On Friday, Director General of the International Atomic Energy Agency expressed concern over newly reported North Korean nuclear facilities.

[Yukiya Amano, Director General, IAEA]:
"I learned with great concern of a recent report about a uranium enrichment facility as well as the construction of a light-water reactor in the DPRK. I believe that the IAEA has an essential role to play in verifying DPRK's nuclear programs."

For the first time, North Korea detailed its expanded nuclear program on November 30th, saying it has thousands of centrifuges. Centrifuges are devices that spin at supersonic speeds to refine uranium into fuel for nuclear power plants and if refined to a much higher degree, for atomic bombs.

Pyongyang's revelations about its uranium enrichment came a week after it fired a barrage of artillery shells at a South Korean island.

The U.N. nuclear chief says it's too early to judge the purpose of the facilities.

[Yukiya Amano, Director General, IAEA]:
"It is quite premature to say something about the nature of this facility. In order to have better knowledge, we need to be there, we need inspect, and we need to understand."

Details about North Korea's uranium enrichment activities surfaced in a report by a U.S. nuclear scientist who had been invited to the country. The scientist says he had seen hundreds of centrifuges and was told there were more operating.
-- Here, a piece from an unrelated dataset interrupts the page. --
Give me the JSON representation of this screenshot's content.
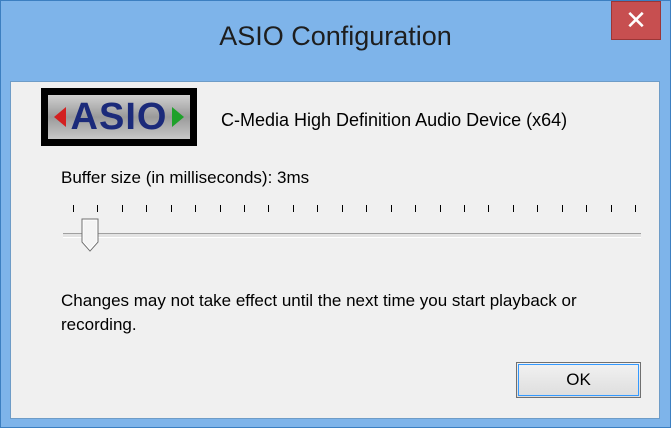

North Korea, which left the global anti-nuclear arms pact in 2003 and expelled IAEA inspectors, conducted a nuclear test in 2009.